Creating MinGW64 applications with Visual Studio

This tutorial shows how to create a MinGW64-based application with Visual Studio and debug it with VisualGDB.

  1. Download and install VisualGDB. Open Visual Studio, select File->New Project->VisualGDB and pick the MinGW/Cygwin project wizard:
  2. On the first page of the wizard select Create a new Project => Application. VisualGDB can create MinGW64 projects using either GNU Make, or CMake. In this tutorial we will show the more advanced CMake option. Select CMake, Ninja and check the “Advanced CMake project Subsystem” checkbox:
  3. If you have not installed MinGW64 yet, select the auto-download option from the list:
  4. Once the toolchain is installed it will appear in the normal toolchain list in the wizard. Press Finish to complete the wizard and wait for VisualGDB to test the toolchain consistency:
  5. Your Visual Studio project will be now created. Press Ctrl-Shift-B to build it.
  6. Now we will show how to add new code to the project using the Advanced CMake Project Subsystem and Clang IntelliSense. Right-click on the executable node in Solution Explorer and select Add->New Item:

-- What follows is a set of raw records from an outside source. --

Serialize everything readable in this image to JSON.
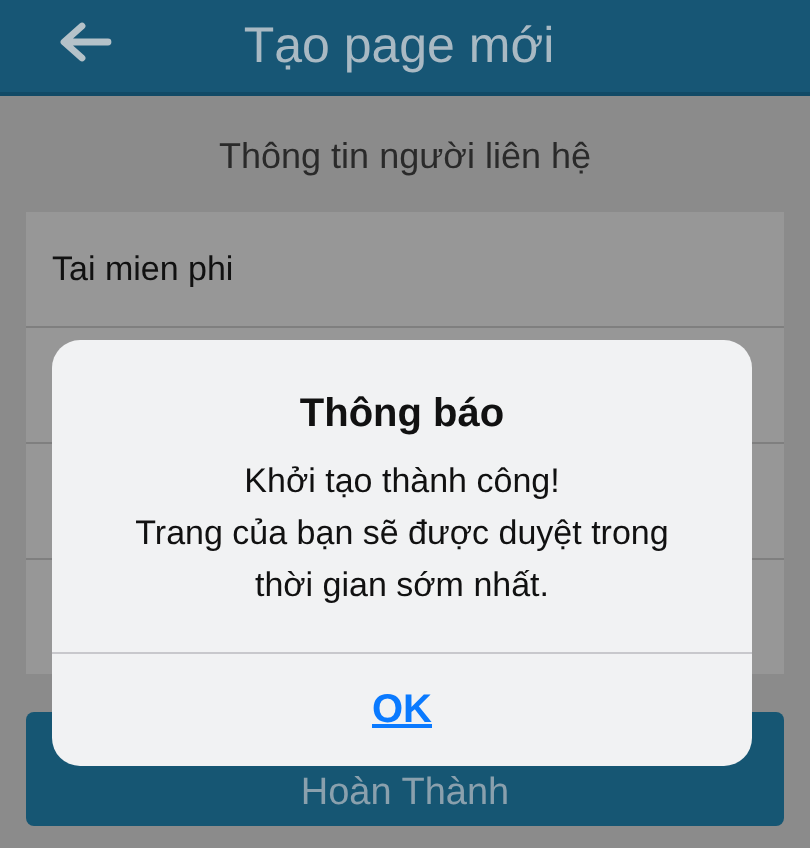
{
  "header": {
    "title": "Tạo page mới"
  },
  "section_title": "Thông tin người liên hệ",
  "fields": [
    {
      "value": "Tai mien phi"
    }
  ],
  "submit_button": "Hoàn Thành",
  "alert": {
    "title": "Thông báo",
    "message": [
      "Khởi tạo thành công!",
      "Trang của bạn sẽ được duyệt trong thời gian sớm nhất."
    ],
    "buttons": [
      "OK"
    ]
  }
}
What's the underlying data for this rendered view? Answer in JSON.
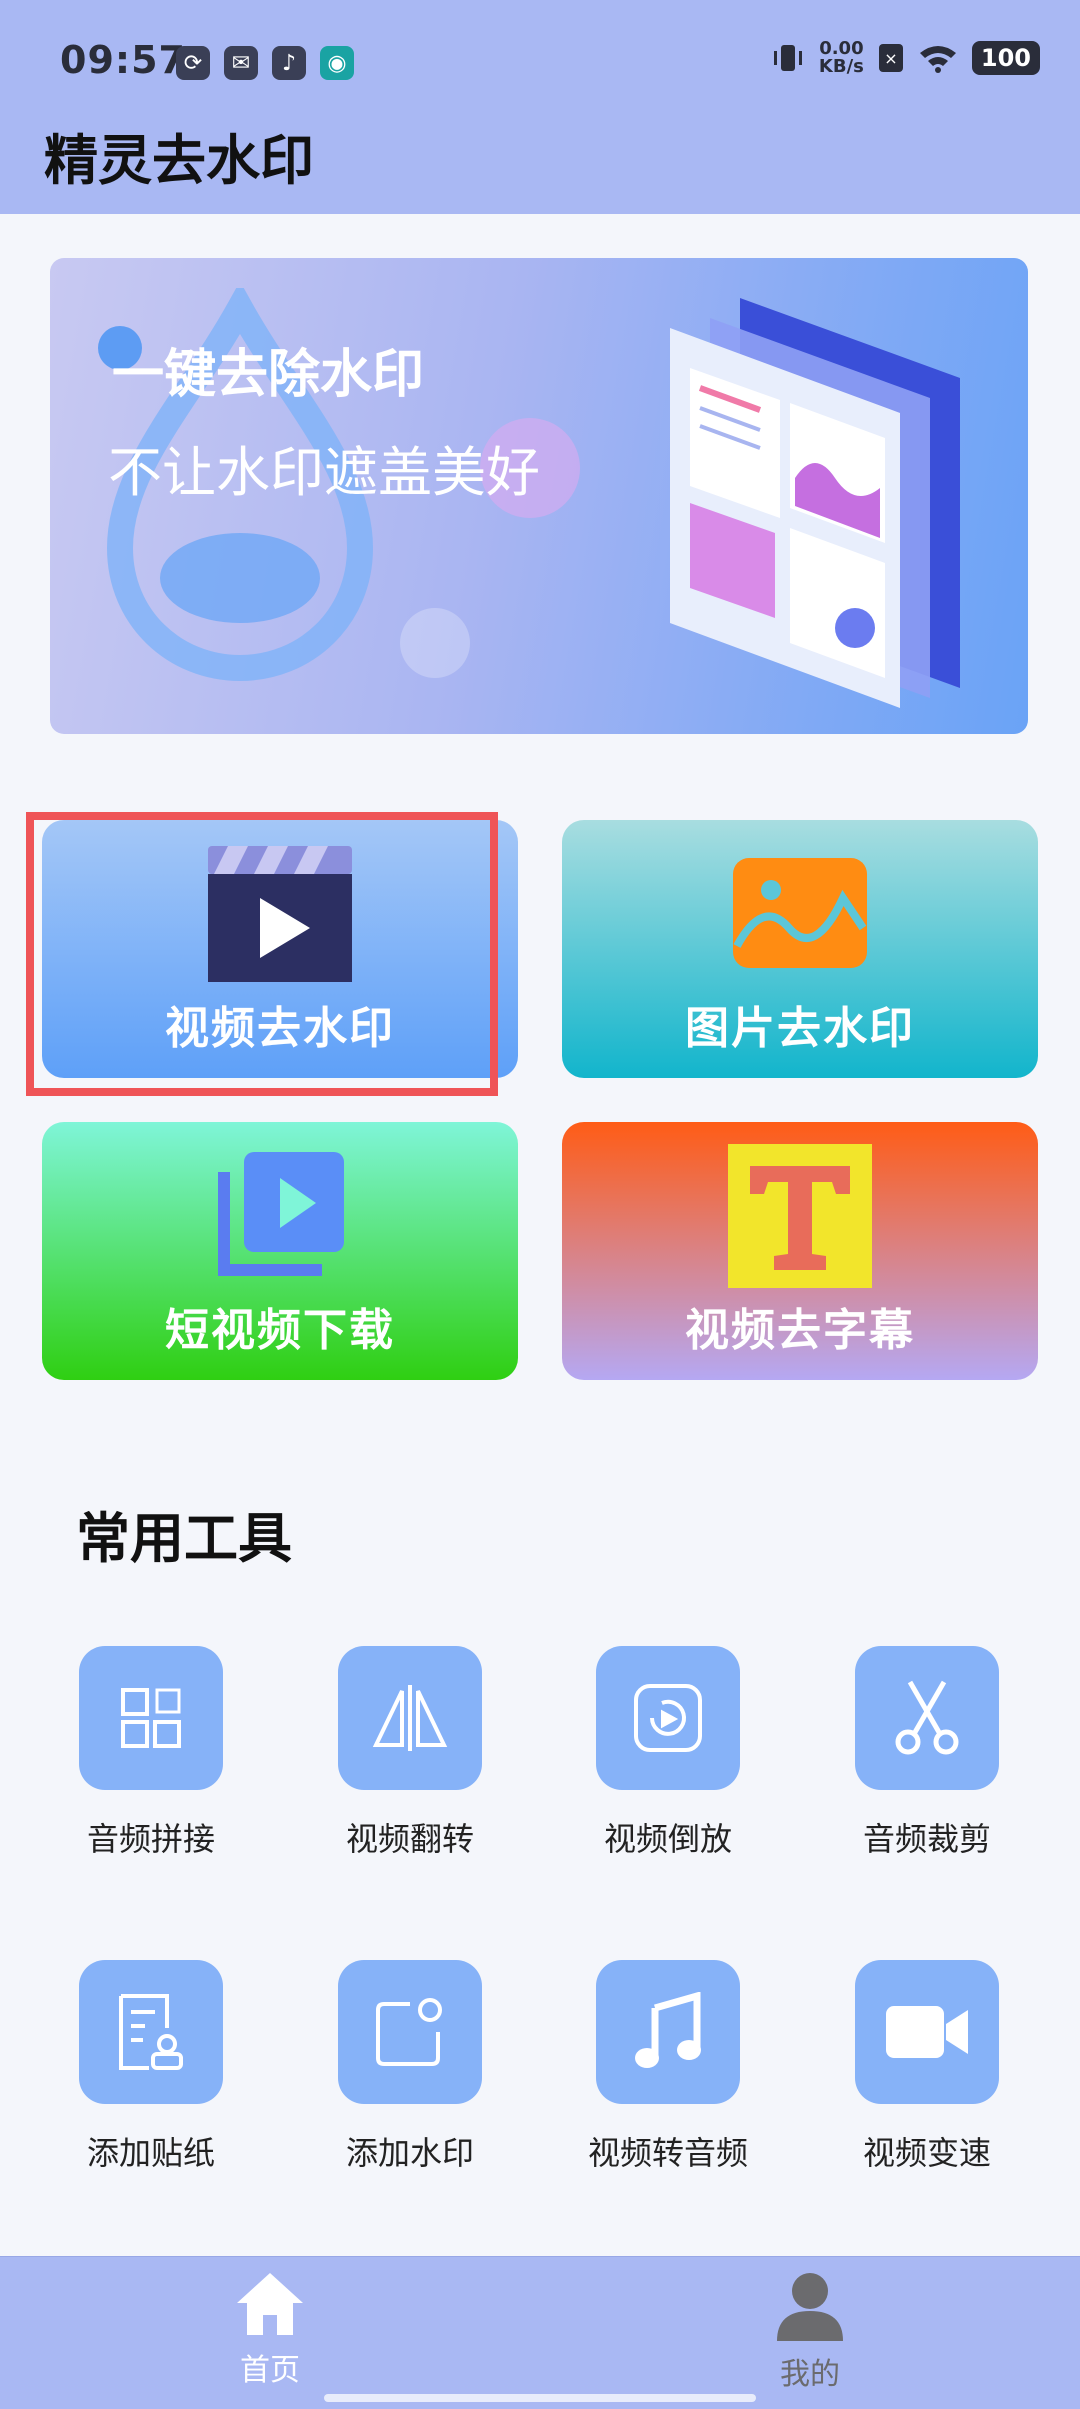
{
  "status_bar": {
    "time": "09:57",
    "net_speed_value": "0.00",
    "net_speed_unit": "KB/s",
    "battery": "100",
    "notification_icons": [
      "sync-icon",
      "message-icon",
      "tiktok-icon",
      "app-icon"
    ]
  },
  "header": {
    "title": "精灵去水印"
  },
  "banner": {
    "headline": "一键去除水印",
    "subline": "不让水印遮盖美好"
  },
  "features": [
    {
      "label": "视频去水印",
      "icon": "video-clapper-icon"
    },
    {
      "label": "图片去水印",
      "icon": "image-icon"
    },
    {
      "label": "短视频下载",
      "icon": "video-download-icon"
    },
    {
      "label": "视频去字幕",
      "icon": "text-t-icon"
    }
  ],
  "tools_section": {
    "title": "常用工具",
    "items": [
      {
        "label": "音频拼接",
        "icon": "grid-icon"
      },
      {
        "label": "视频翻转",
        "icon": "flip-icon"
      },
      {
        "label": "视频倒放",
        "icon": "rewind-icon"
      },
      {
        "label": "音频裁剪",
        "icon": "scissors-icon"
      },
      {
        "label": "添加贴纸",
        "icon": "sticker-icon"
      },
      {
        "label": "添加水印",
        "icon": "watermark-icon"
      },
      {
        "label": "视频转音频",
        "icon": "music-icon"
      },
      {
        "label": "视频变速",
        "icon": "camera-icon"
      }
    ]
  },
  "tabbar": {
    "home": "首页",
    "mine": "我的"
  },
  "colors": {
    "header_bg": "#a9b8f3",
    "tool_icon_bg": "#86b2f8",
    "highlight": "#ef5457"
  }
}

  7. Pick “Source file” and specify the name for the new file:
  8. VisualGDB will create the new source file and will automatically update the add_executable() statement in the CMakeLists.txt file:
  9. Follow a similar procedure to create a header file and add an empty class in it. VisualGDB will warn that the header is not included from any source files yet and hence IntelliSense won’t be accurate:
  10. Go to the main C++ source file, include the header file, create an instance of the new class and finally try calling a non-existing method from it. Press Ctrl+. to display VisualGDB’s suggestion to generate a new function/method:
  11. VisualGDB will try to guess the argument values and return value based on the context of the call. In this example, the return value is incorrectly guessed as std::ostream:
  12. Change the return value to int and add a basic implementation to the method. Then select “Implementation: in source file” and press Ctrl-Enter to complete the edit:
  13. VisualGDB will automatically create the new method:
  14. Set a breakpoint in the add() method and press F5 to start debugging. The breakpoint will now trigger:
  15. You can use the GDB Session window to see the commands sent by VisualGDB to the gdb debugger and run your own gdb commands:
  16. You can also quickly explore the relations between different parts of your program using CodeJumps (clickable links above the function names). Use the tag icon in the top right corner of the source editor to quickly toggle the display of CodeJumps labels: